is active in the Global Business Dialogue for e-commerce together
with Commissioner Lamy, which is another forum where we try to
advance methods of Alternative Dispute Resolutions.
Lord Faulkner of Worcester
1056. If I could ask about whether you feel
the EU and Member States are doing enough to respond, particularly
to consumer pressure? We were, for example, getting suggestions
that maybe there should be an EU ombudsman for e-commerce who
would have a link with national ombudsmen in each of the Member
States or even possibly the appointment of a CEO who has overall
responsibility, who deals with the governments and consumer industry
and so on. Do you think there is more that ought to be done than
is being done?
A. That is a question which we have only reflected
on so far. I think also in the future our policy is to rely very
much on the self-regulatory arbitration between the business enterprises
and consumer organisations. We see that the Commission can at
best be a stimulator and proactive broker in that context. We
trust and we seriously expect that the enterprise organisations
and enterprises themselves on the one hand and consumer organisations
on the other hand will be able to agree on certain European certificate
standards and methods to create ways to conduct on-line Alternative
Dispute Resolutions. We have a network already of consumer ombudsmen
in, if not all, most of the Member States.
1057. What about an overarching one who has
central responsibility and who deals with individuals? Have you
thought about that?
A. At least at the outset we consider that the
more effective way is to rely on the national ombudsman and their
network. If there is demand from the Member States to create a
European ombudsman then we will rethink it but the basic instinct
of the Commission nowadays is to be very careful in demanding
new competencies. Also, this reliance on the network of 15 consumer
ombudsmen is in line with new fields of creating new methods of
policy co-ordination in Europe which have come out of Lisbon.
The eEurope Action Plan will be an excellent testing plan to see
how the benchmarking, setting up targets and target dates and
effective monitoring, will work.

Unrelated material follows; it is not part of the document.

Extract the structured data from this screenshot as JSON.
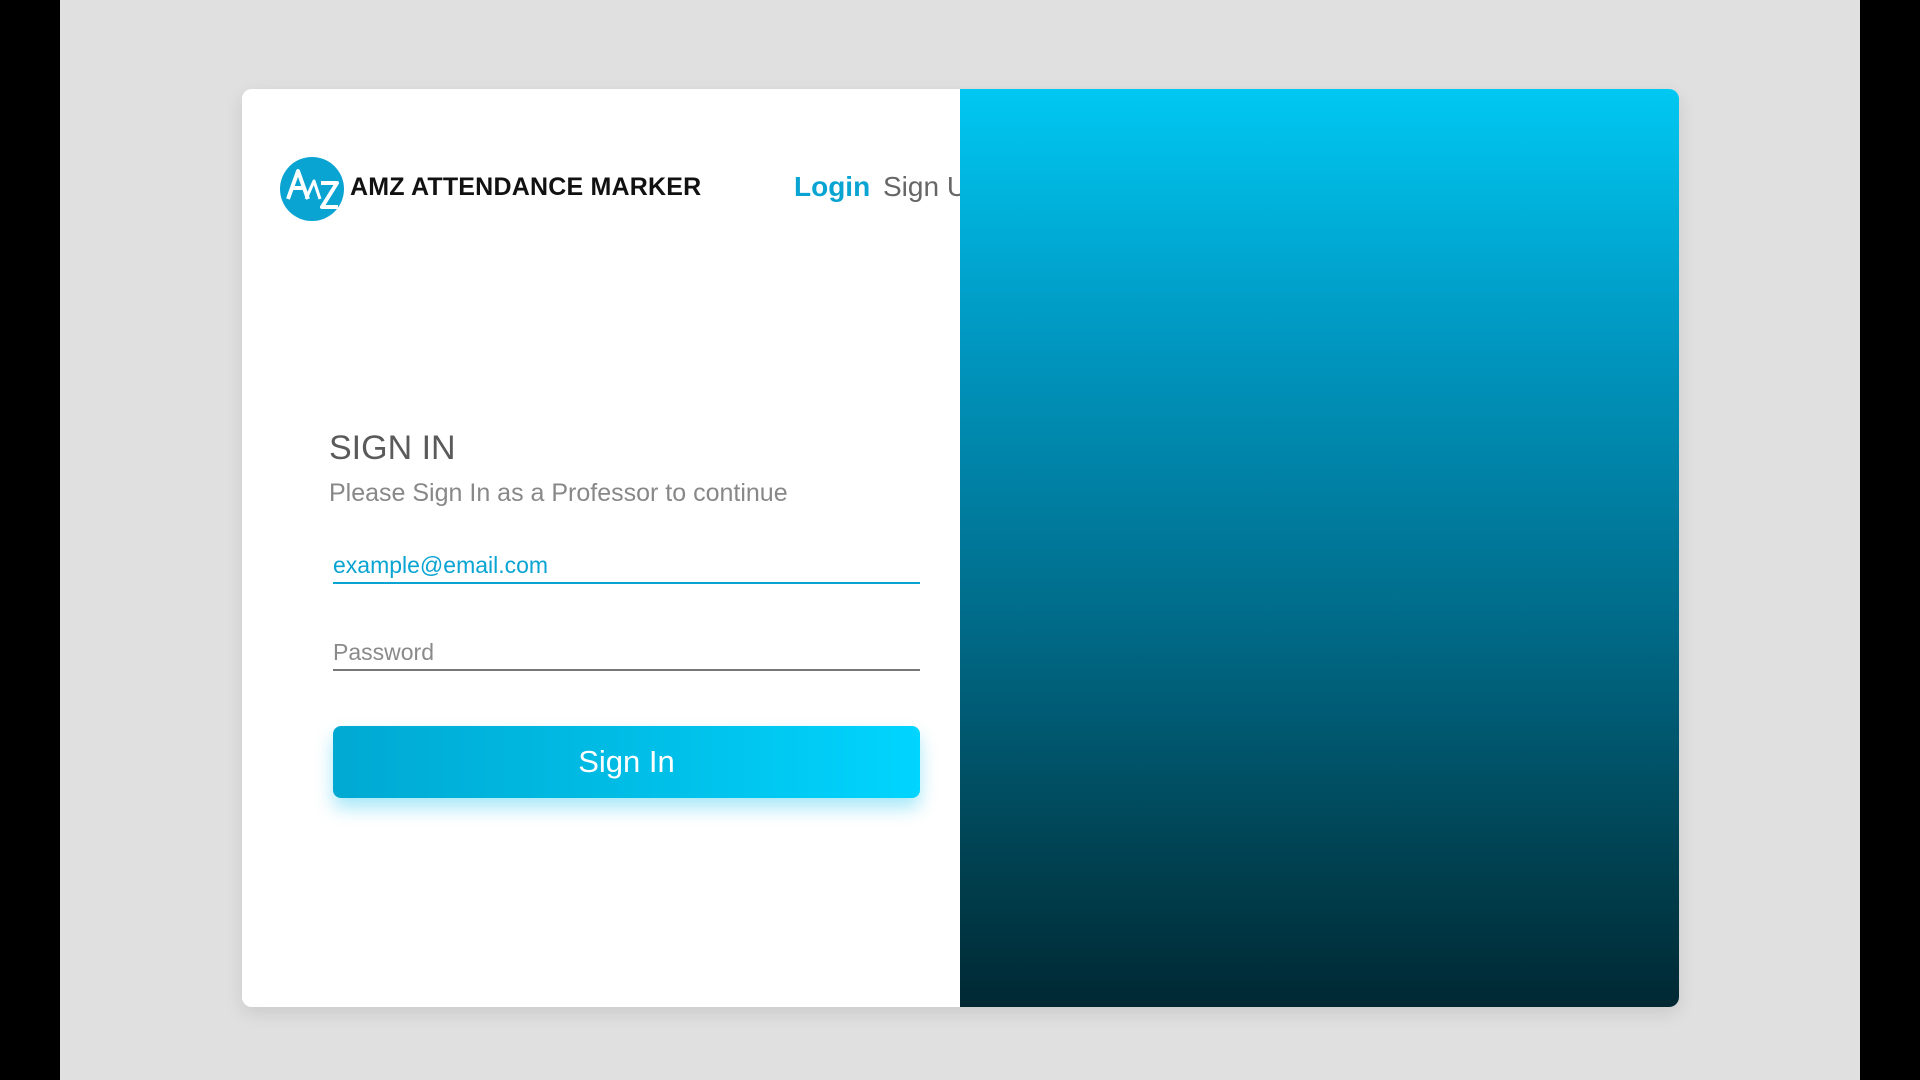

There is some idea and I am quite
excited to see how it will work but, of course, "soft"
law is always something different from "hard" law.
1058. One of the ideas that you came up with
is the .eu top level domain being attached to your European e-commerce
domain names. Where are you in the negotiations with ICANN? Is
that the appropriate forum for taking these kinds of issues forward
now or does that need to change? Should the governmental advisory
committee have a stronger voice in ICANN rather than it being
run as this independent private enterprise operation as it presently
A. I must say that I have been very surprised
how complicated it can be both externally and internally to get
this .eu top level domain name registered. Externally because
the ICANN seems to be an organisation where, for instance, the
EU does not have a very strong role. Recently we have been able
to get more of a say and a voice inside ICANN so the situation
is not hopeless. Although I am by no means an interventionist
by nature, my instinct is that more clearly defined governmental
involvement in the work of ICANN would be advisable. Without going
into any details, I must say that I have been quite surprised
by the US reaction to our request because they are trying to wash
their hands of this. I have some suspicion whether it is only
their willingness to rely on the ICANN private structure or whether
there is some
1059. Hidden agenda?
A. Hidden agenda, yes. I am not saying anything
more but that suspicion could be in some people's minds.
2 The witness subsequently added the following two
(1) "We do not allocate funding specifically
to individual topics. There are several tens of millions available
for this year's proposals, but that is in the area of e-commerce
and e-work overall, which of course contains many topics and in
which there are a few hundred proposals coming in. There tends
to be a severe selection following the evaluation by experts.
Typically proposals receive between 0.5 and 2 MEURO of funding,
but less and more is also possible."
(2) "It is indeed possible to submit
requests for co-funding of work in the area of alternative dispute
resolution, under certain conditions: Back